((

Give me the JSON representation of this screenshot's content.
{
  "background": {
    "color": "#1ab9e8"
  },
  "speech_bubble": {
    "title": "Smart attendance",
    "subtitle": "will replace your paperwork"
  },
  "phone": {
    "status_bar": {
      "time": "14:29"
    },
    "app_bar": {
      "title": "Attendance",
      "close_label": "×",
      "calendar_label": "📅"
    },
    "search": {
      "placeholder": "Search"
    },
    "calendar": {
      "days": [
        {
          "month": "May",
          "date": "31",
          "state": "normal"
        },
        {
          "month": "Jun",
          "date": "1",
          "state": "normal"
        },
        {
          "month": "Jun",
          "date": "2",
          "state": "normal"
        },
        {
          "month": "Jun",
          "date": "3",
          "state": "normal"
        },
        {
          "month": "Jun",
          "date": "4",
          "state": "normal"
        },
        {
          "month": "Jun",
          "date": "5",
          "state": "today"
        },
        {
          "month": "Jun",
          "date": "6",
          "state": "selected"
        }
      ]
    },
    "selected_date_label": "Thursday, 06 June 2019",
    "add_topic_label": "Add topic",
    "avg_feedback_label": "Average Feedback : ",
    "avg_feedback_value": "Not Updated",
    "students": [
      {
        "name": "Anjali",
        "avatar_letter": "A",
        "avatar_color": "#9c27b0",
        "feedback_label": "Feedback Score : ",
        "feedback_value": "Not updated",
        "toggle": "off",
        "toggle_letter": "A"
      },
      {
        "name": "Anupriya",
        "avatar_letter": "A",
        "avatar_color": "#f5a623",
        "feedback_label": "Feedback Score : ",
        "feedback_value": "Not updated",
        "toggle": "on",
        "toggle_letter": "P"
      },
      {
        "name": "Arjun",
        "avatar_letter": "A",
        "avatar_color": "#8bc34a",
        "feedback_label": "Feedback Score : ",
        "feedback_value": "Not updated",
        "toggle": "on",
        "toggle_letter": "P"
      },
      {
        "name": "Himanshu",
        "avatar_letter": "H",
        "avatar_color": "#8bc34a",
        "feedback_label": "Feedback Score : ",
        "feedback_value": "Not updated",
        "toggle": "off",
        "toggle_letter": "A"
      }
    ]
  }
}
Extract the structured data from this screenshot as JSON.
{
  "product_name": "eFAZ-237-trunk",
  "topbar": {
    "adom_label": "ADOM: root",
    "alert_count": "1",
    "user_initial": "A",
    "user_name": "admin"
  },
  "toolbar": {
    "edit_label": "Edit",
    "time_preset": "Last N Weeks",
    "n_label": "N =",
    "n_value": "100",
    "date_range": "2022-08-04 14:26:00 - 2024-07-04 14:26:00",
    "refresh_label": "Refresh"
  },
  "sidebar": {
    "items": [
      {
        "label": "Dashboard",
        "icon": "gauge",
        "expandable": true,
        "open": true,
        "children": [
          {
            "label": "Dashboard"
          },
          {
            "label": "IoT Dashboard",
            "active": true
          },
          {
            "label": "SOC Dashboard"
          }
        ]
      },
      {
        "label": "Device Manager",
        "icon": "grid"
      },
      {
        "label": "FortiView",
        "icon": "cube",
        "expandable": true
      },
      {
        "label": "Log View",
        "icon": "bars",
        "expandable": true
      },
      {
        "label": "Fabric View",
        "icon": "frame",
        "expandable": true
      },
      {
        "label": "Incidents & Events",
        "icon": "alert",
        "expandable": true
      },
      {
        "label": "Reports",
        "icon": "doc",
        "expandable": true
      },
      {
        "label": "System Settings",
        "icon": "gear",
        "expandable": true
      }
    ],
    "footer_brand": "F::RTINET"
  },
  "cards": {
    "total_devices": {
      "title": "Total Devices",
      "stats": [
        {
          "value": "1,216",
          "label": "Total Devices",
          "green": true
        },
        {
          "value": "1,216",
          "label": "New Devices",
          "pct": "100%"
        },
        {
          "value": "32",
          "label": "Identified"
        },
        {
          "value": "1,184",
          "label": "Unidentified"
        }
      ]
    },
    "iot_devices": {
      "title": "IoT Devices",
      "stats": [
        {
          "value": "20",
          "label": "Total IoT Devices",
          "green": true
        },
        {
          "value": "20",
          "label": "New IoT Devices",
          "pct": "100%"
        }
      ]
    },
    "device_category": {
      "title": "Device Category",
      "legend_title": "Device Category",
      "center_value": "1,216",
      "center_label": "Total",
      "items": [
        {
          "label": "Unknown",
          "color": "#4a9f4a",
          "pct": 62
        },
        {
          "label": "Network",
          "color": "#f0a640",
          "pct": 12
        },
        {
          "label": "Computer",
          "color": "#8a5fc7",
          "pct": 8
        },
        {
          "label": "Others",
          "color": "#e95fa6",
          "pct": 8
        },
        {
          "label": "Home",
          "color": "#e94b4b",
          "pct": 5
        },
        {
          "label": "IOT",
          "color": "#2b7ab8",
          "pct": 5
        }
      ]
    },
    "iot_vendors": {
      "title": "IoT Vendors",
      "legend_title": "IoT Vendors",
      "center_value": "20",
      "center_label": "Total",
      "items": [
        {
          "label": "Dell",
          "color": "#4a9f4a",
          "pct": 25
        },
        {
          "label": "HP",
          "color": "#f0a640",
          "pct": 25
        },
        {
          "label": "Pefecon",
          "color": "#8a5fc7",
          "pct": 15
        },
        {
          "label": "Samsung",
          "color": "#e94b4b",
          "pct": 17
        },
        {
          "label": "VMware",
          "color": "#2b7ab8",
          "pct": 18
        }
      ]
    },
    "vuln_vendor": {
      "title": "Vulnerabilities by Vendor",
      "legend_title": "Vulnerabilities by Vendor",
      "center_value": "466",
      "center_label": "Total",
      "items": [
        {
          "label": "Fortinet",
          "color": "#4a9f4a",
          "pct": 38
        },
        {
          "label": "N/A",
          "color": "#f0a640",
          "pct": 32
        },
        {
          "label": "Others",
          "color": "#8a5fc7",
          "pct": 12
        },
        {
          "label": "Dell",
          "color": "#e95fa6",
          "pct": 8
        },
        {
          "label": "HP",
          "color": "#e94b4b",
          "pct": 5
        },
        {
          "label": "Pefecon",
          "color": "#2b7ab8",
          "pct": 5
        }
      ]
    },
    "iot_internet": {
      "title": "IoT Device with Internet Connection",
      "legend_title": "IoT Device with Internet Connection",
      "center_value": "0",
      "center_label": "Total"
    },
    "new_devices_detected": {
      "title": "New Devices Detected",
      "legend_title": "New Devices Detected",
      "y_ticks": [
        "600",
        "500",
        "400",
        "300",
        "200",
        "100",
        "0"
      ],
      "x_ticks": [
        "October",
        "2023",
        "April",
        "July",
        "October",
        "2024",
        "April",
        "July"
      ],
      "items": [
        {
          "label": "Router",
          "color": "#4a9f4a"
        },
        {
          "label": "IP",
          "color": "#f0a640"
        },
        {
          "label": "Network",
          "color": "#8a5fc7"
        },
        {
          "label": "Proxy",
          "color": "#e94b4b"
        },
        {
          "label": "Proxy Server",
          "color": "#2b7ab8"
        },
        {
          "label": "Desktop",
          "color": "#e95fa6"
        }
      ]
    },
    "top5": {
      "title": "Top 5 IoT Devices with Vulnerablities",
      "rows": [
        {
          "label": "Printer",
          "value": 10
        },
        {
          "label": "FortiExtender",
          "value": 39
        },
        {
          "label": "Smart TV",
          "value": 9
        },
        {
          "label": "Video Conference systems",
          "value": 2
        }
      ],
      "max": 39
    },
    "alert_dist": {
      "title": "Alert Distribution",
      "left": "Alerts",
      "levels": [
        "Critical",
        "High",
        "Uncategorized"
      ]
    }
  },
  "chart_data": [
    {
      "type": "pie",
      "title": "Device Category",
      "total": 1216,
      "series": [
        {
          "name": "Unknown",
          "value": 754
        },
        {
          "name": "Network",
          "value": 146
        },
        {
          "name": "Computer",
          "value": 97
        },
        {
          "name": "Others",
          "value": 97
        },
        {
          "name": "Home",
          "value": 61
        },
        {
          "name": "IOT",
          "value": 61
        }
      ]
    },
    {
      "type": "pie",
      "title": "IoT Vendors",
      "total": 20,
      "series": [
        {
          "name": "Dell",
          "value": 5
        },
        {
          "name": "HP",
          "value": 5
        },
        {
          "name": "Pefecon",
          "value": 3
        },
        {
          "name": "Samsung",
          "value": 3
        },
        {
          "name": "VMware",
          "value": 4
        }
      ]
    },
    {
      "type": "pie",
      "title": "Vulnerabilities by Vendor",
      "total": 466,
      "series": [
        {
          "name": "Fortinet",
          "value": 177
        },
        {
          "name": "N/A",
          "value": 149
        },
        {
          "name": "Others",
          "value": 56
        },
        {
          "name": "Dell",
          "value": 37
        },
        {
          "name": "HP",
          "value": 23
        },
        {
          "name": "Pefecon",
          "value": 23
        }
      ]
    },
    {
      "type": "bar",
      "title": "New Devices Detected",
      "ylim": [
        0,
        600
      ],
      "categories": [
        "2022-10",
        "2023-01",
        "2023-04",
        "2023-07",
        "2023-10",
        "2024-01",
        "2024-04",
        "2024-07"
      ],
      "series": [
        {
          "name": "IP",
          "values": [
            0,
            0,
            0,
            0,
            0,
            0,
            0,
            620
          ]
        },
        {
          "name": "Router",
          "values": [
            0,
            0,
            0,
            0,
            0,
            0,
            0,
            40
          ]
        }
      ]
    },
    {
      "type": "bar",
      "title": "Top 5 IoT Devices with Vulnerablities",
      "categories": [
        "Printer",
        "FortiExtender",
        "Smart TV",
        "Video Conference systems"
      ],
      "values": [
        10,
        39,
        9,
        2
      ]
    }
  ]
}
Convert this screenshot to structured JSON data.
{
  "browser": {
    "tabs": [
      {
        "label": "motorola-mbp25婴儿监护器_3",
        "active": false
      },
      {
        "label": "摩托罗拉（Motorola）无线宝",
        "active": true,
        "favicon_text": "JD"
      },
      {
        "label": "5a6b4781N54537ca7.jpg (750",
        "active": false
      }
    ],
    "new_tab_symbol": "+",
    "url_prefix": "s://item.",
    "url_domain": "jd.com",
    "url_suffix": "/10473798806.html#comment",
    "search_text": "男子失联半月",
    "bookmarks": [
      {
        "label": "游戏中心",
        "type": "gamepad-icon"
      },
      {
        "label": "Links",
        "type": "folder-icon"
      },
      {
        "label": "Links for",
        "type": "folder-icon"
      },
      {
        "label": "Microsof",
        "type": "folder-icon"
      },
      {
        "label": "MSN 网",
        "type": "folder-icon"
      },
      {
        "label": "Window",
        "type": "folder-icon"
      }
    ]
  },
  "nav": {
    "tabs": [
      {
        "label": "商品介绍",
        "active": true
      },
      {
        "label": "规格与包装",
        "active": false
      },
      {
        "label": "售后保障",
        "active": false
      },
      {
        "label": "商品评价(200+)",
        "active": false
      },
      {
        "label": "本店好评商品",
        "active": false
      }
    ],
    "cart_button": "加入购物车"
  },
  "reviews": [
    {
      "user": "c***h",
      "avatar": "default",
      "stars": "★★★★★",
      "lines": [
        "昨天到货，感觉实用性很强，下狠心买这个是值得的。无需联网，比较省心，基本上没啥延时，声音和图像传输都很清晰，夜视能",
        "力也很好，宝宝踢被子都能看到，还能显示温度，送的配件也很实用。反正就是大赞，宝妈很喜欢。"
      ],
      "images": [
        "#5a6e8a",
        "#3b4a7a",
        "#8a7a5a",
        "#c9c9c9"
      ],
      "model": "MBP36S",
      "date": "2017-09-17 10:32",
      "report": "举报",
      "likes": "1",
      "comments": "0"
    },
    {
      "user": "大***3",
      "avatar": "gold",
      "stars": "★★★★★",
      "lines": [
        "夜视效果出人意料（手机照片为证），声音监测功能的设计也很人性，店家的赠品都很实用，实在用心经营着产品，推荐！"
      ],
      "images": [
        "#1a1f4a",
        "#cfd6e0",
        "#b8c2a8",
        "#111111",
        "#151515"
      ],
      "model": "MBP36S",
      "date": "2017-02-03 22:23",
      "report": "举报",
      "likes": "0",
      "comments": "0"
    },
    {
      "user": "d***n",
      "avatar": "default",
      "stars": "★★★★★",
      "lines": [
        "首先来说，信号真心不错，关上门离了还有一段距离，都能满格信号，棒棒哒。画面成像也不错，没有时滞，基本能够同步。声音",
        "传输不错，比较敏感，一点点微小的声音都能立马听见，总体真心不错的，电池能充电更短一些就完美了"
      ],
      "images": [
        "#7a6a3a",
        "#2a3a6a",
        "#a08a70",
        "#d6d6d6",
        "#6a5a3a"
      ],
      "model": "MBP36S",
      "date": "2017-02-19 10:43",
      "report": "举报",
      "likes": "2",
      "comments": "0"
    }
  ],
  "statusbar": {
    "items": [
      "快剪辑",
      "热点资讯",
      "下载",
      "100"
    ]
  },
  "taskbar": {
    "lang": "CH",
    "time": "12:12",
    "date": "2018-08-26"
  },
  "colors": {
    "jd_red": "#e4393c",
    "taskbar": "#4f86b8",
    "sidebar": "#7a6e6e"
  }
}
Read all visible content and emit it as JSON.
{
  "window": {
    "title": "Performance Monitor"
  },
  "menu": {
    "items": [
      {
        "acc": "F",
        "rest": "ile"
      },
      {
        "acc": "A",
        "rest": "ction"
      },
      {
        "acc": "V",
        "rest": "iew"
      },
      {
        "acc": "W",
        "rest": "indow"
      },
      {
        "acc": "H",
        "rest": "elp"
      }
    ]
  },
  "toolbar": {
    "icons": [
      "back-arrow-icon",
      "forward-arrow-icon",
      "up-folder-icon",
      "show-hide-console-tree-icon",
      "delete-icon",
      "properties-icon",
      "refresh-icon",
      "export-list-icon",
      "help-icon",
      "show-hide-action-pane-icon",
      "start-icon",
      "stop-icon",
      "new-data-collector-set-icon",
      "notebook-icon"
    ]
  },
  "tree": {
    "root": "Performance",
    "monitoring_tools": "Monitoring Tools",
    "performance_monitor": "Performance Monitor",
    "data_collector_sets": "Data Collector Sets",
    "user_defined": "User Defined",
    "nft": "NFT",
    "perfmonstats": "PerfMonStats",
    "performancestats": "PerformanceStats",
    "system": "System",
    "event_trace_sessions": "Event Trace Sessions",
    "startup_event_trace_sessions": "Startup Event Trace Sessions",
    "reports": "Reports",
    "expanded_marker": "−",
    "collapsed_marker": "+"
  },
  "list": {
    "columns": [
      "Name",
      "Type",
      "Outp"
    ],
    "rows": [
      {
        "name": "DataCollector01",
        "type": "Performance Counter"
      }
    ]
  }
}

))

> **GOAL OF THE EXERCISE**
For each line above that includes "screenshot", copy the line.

> **TASK OUTPUT**
Give me the JSON representation of this screenshot's content.
Extract the structured data from this screenshot as JSON.
Convert this screenshot to structured JSON data.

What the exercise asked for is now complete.